Cue super goofy music and lots of scenes that mean nothing to me.  That guy from Parks & Rec with the big mustache pushes guys around and pretends he has a gun in his pocket, some lady in red is followed, a guy sweeps the street for about two minutes...

Spider-Man rigs up a pretty sweet clear tube that he attaches to a guys face.  He then puts in some adorable gerbils on the other end and they proceed to eat that guy's eyes.

There is a stripper who has a hard time ripping through a screen, then Captain America and Santo fight a bunch of hoodlums in a mannequin warehouse.

There's a lot more fighting.  Julia (I don't know who that is) switches places with a Greek stripper, there's fighting, a really weird sex scene with Spider-Man which cuts to the faces of old man dolls for a moment, more fighting, and it's all good.

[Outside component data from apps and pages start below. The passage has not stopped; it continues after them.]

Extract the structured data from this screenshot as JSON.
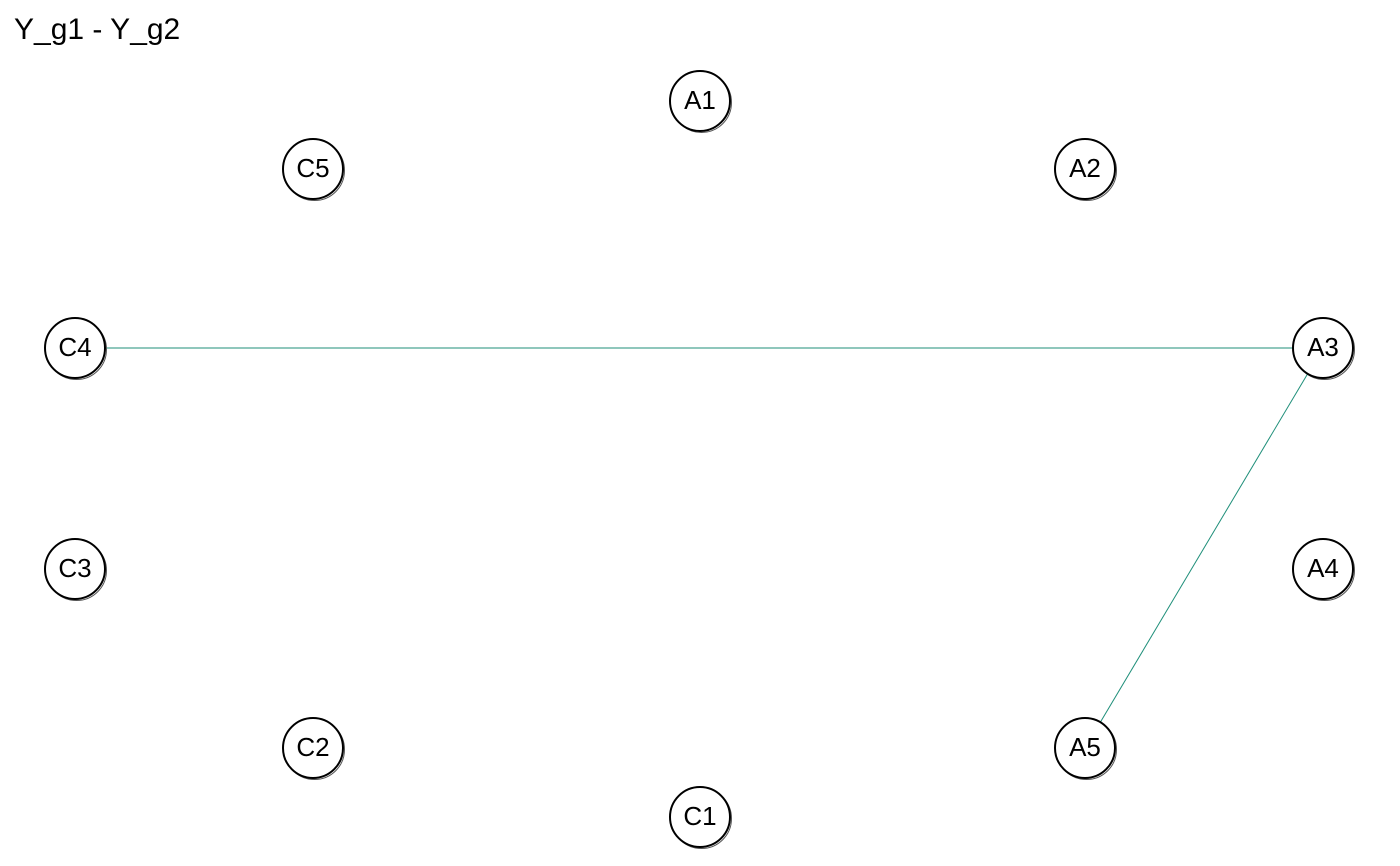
{
  "title": "Y_g1 - Y_g2",
  "colors": {
    "edge": "#1f8f7a",
    "node_stroke": "#000000",
    "node_fill": "#ffffff",
    "text": "#000000"
  },
  "nodes": [
    {
      "id": "A1",
      "label": "A1"
    },
    {
      "id": "A2",
      "label": "A2"
    },
    {
      "id": "A3",
      "label": "A3"
    },
    {
      "id": "A4",
      "label": "A4"
    },
    {
      "id": "A5",
      "label": "A5"
    },
    {
      "id": "C1",
      "label": "C1"
    },
    {
      "id": "C2",
      "label": "C2"
    },
    {
      "id": "C3",
      "label": "C3"
    },
    {
      "id": "C4",
      "label": "C4"
    },
    {
      "id": "C5",
      "label": "C5"
    }
  ],
  "edges": [
    {
      "from": "C4",
      "to": "A3"
    },
    {
      "from": "A3",
      "to": "A5"
    }
  ]
}
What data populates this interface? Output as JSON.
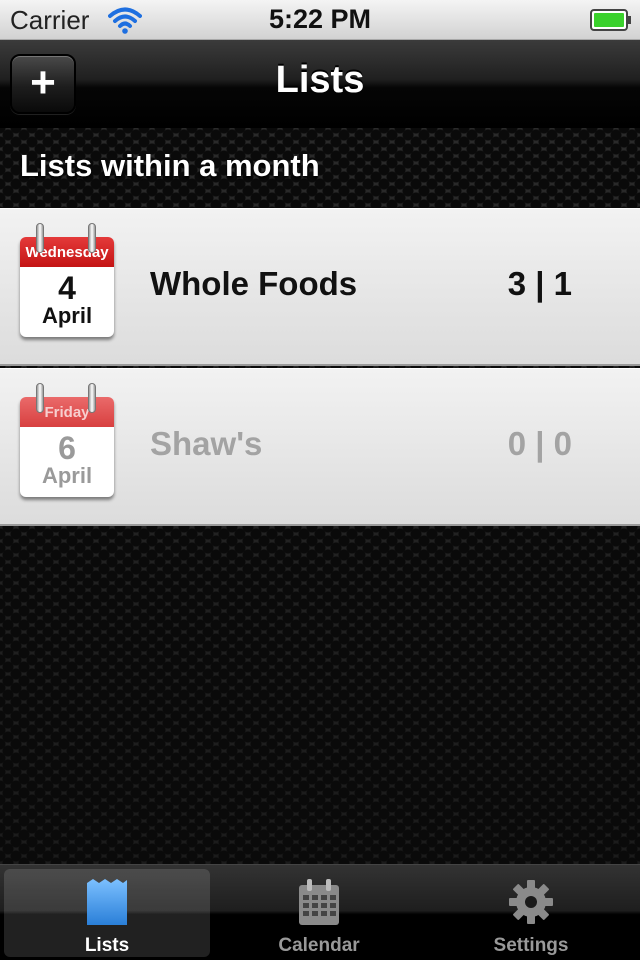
{
  "status_bar": {
    "carrier": "Carrier",
    "time": "5:22 PM",
    "wifi_icon": "wifi-icon",
    "battery_icon": "battery-icon"
  },
  "nav": {
    "title": "Lists",
    "add_label": "+"
  },
  "section": {
    "header": "Lists within a month"
  },
  "lists": [
    {
      "weekday": "Wednesday",
      "day": "4",
      "month": "April",
      "name": "Whole Foods",
      "counts": "3 | 1",
      "dimmed": false
    },
    {
      "weekday": "Friday",
      "day": "6",
      "month": "April",
      "name": "Shaw's",
      "counts": "0 | 0",
      "dimmed": true
    }
  ],
  "tabs": [
    {
      "label": "Lists",
      "icon": "list-icon",
      "selected": true
    },
    {
      "label": "Calendar",
      "icon": "calendar-icon",
      "selected": false
    },
    {
      "label": "Settings",
      "icon": "gear-icon",
      "selected": false
    }
  ],
  "colors": {
    "calendar_red": "#d42020",
    "battery_green": "#3ad12c",
    "lists_tab_blue": "#3b8fe0"
  }
}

3-dev-adam001.jpg (1039×771)
The Evaluation:
Watching this may be the most confusing yet hypnotic movie experience I've had in a long time.  I've really never seen anything quite like it.  The images of Spider-Man and Captain America are so iconic that I kept putting those characters into those roles,  I can see how, if you had never read any comics and were just going by the look of the costumes that you would make Spider-Man a villain, but being as how the character is so well-known, it still seems a strange choice.  At the same time, the story is so hard to follow and the dialogue is so funny that I stayed entertained for the entirety.  The whole experience made me curious to learn more about it.  I feel like it was probably a production of two or even three films that were just randomly cut together to make a feature.  Maybe they had some costumes that they felt they needed to use, and just put in the Marvel characters.  Either way, it's gems like this one that make hunting for the obscure truly a treat.

Set Yourself Up:

  • Play jarring music that changes randomly to get yourself off balance.  That way you can be on the confused emotional wavelength of the film.
  • Two Whiskeys.  Bottles.  For yourself.
  • Paisley.
The Goods:
The bootleg is a super mess.  It starts with the subtitles in Turkish or something, then there is an awkward switch.  There are big cuts and times that the video cuts out.  But, all the better, if you ask me.  This isn't Brief Encounter, and perfection isn't the point, so the experience is richer the stranger it is.  The art on the front is also an odd choice.  I would've preferred something a little cooler, but I'm just happy to own it.

-J. Moret
And, in case you need a taste: